Ed Sheeran’s having a lousy summer. He’s a pop star and defendant in a couple of copyright infringement lawsuits filed in June and August. The lawsuits claim he stole the melody for two of his hit songs, “Thinking Out Loud” and “Photograph.” One of these lawsuits is well-written, and the other is about to get tossed out of court.
Eriq Gardner at the Hollywood Reporter does some great legal reporting and lawsplains the situation:
Get past the lawyers involved. (The plaintiff in the “Photograph” case is represented by the victorious attorney who convinced a jury that “Blurred Lines” was lifted from Marvin Gaye’s “Got to Give It Up,” while confusingly, the one now fighting to protect Marvin Gaye’s “Let’s Get It On” is a Florida attorney without much of a reputation in entertainment circles.)
Just focus on what was actually filed in court. The contrast is pretty stark. Here, for example, is the way that Sheeran allegedly infringed “Let’s Get It On.” It comes from the plaintiff’s complaint:
That’s pretty much it. How is the melody, harmony and rhythm similar? No word. That will likely become a problem for plaintiffs as copyright law only protects expression — not generic ideas. A failure to specify the striking similarity leaves the plaintiff open to a challenge for not pleading a plausible claim of infringement. Emphatic underlining hardly cures this fault. (The case is being brought in New York federal court, which isn’t particularly friendly to copyright plaintiffs.)

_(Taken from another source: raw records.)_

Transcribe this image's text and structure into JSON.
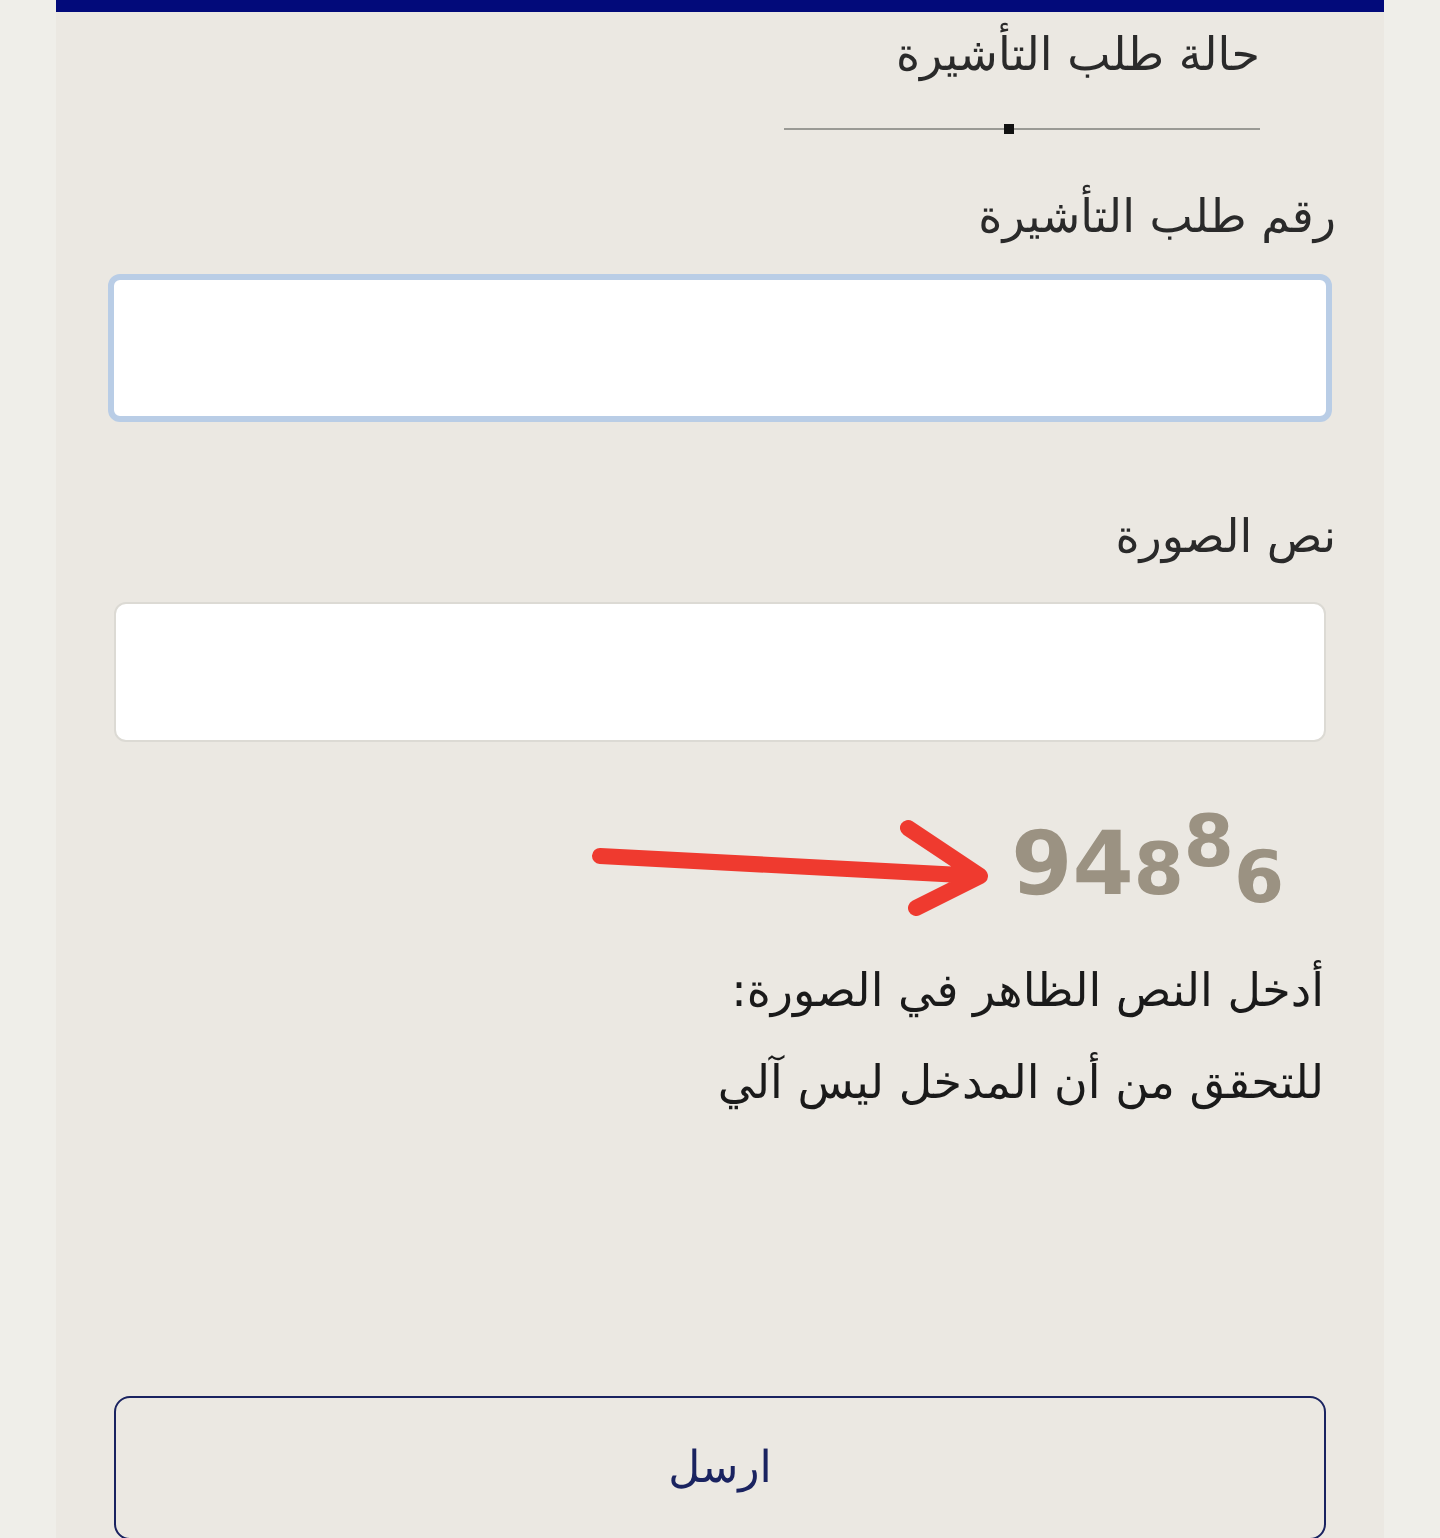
{
  "tab": {
    "label": "حالة طلب التأشيرة",
    "selected": true
  },
  "fields": [
    {
      "label": "رقم طلب التأشيرة",
      "focused": true
    },
    {
      "label": "نص الصورة",
      "focused": false
    }
  ],
  "captcha": "94886",
  "instructions": [
    "أدخل النص الظاهر في الصورة:",
    "للتحقق من أن المدخل ليس آلي"
  ],
  "submit": "ارسل"
}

Gardner includes screenshots of the actual complaints, and compares and contrasts the draftsmanship behind the two lawsuits. I wish everyone who reported on lawsuits was so thorough.